This past week marked the 121st anniversary of a young man by the name of Jack London going north to Alaska to the Klondike Gold Rush. It was in Alaska that London first wrote his stories that would become famous. Since the heat and humidity here in Arkansas has been brutal this summer, you might want to follow Jack’s lead in spirit and seek some solace in his Alaskan adventures. 🙂
The Collected Jack London (1992)

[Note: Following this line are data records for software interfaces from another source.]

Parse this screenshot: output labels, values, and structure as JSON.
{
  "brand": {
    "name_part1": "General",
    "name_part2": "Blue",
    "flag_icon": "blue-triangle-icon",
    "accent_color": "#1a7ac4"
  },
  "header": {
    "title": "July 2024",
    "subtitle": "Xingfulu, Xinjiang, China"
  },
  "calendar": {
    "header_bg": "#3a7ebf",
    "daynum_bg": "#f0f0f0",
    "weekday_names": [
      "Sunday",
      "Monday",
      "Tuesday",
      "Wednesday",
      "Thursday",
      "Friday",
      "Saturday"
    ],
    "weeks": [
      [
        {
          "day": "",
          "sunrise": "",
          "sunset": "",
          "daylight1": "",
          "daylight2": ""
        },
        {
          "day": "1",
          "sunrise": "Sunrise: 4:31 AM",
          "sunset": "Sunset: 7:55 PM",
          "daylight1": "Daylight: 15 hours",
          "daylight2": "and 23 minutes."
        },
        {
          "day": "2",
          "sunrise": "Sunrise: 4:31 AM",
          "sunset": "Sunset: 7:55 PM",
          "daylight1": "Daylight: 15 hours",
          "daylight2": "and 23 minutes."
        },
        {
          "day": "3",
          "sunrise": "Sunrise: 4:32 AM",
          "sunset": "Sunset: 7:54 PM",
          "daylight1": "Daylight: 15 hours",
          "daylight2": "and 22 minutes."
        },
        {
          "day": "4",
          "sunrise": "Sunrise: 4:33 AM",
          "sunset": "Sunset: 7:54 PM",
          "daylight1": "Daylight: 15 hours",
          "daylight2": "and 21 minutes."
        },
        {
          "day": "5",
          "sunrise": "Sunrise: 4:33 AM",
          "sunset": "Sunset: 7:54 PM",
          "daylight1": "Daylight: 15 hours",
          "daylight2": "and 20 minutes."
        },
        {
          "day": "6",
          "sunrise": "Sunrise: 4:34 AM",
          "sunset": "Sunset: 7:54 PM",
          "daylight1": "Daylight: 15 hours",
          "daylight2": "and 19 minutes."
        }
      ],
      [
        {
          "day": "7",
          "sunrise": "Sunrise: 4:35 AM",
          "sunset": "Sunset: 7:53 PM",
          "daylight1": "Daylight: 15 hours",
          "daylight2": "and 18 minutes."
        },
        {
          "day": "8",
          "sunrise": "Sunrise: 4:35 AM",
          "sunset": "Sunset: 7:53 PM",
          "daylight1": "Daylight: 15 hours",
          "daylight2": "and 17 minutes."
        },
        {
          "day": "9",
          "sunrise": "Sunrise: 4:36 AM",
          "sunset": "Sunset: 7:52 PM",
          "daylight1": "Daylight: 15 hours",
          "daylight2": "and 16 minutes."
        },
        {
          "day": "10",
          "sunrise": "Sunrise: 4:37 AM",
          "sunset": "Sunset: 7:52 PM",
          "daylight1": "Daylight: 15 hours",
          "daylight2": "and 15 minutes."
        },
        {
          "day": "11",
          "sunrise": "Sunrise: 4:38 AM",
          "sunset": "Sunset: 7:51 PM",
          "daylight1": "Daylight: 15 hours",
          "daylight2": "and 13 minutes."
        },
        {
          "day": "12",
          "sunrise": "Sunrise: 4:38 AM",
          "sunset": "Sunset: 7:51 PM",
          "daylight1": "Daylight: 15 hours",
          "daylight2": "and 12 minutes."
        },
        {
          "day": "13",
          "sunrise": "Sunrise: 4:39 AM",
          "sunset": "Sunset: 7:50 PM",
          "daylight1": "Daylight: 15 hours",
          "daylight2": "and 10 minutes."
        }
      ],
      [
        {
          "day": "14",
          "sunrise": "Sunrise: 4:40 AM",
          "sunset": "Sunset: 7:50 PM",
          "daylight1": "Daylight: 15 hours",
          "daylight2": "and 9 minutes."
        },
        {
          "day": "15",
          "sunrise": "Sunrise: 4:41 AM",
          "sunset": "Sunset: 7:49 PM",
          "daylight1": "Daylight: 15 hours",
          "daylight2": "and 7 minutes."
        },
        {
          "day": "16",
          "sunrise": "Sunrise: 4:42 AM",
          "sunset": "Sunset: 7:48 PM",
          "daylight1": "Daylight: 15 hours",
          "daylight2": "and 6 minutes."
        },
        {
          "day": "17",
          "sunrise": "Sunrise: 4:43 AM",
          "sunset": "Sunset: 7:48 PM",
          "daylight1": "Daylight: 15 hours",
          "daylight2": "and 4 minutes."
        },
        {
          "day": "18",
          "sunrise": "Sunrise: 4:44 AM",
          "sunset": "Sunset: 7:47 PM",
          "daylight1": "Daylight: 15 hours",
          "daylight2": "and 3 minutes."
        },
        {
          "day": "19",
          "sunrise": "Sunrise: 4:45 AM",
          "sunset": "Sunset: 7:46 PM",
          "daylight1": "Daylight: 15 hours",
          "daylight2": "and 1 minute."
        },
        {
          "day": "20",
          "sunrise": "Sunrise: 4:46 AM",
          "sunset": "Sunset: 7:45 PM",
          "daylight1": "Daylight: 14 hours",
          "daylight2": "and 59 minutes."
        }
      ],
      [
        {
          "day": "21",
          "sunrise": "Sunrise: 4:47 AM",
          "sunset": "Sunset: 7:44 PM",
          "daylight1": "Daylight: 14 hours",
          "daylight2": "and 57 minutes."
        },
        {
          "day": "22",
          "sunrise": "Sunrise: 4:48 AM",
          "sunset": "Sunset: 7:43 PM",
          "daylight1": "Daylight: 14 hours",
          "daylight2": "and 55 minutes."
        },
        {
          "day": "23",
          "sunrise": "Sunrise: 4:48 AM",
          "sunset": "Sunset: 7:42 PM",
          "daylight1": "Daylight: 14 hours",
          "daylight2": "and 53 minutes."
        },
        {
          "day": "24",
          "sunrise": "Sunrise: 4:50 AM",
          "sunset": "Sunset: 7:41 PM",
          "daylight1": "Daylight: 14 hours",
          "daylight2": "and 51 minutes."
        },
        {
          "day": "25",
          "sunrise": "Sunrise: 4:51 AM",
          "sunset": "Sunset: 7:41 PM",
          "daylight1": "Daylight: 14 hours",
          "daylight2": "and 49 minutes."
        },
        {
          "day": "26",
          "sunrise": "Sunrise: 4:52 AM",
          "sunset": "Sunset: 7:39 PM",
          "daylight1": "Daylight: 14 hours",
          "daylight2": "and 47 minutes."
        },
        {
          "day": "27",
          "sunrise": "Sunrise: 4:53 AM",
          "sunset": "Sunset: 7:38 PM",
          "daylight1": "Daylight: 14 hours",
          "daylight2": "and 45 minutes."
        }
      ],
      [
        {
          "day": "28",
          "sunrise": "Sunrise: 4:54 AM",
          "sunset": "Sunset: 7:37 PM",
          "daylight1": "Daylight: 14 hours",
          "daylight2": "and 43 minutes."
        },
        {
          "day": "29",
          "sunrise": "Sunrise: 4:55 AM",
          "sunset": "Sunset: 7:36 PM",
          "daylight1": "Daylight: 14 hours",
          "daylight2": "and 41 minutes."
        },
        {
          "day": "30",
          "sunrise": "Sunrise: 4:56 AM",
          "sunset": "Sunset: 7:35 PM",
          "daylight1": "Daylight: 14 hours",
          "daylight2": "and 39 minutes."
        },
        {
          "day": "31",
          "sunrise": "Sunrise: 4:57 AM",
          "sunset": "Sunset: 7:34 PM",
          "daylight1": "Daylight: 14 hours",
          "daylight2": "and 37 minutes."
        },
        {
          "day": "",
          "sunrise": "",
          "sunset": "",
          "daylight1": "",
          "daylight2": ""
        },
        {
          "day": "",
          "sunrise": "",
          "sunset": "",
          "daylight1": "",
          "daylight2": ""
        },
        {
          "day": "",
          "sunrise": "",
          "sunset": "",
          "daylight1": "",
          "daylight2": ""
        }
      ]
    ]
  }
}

You won’t get a more comprehensive look at London’s work than this collection, which features dozens of his short stories, 4 novels (including his 2 most famous, Great American Read contender Call of the Wild and White Fang), and a memoir. London’s novels get the most attention, but his short stories are well worth exploring, too. I dare you to read “To Build A Fire” (a personal favorite of mine) and not feel frozen at the end.
White Fang (1991) and Call of the Wild (2000)
You can also try movie versions of London’s most famous stories of survival, if you prefer.
Jack London Reports (1970)
It’s easy to just think of London as a fiction writer, but he was also a prolific journalist during his time. This book collects some of his news articles, especially examples of his work as a war and sports correspondent.
Earle Labor’s Jack London: An American Life (2013) and Rebecca Stefoff’s Jack London: An American Original (2002)
Jack London’s life was as action-packed and adventurous as his writing. If you want to learn more about the man himself, his at times self-destructive personality, and his short but rich life, consider reading one or both of the London biographies we have in the collection.
Please follow this link to the online library catalog link for more information on any of these items. And please be sure to vote for your favorites on the Great American Read! Voting open now through October 18, 2018.
What are your thoughts on Jack London? Who is your favorite adventure writer? Is Call of the Wild one of your votes for the Great American Read? Tell us in the comments!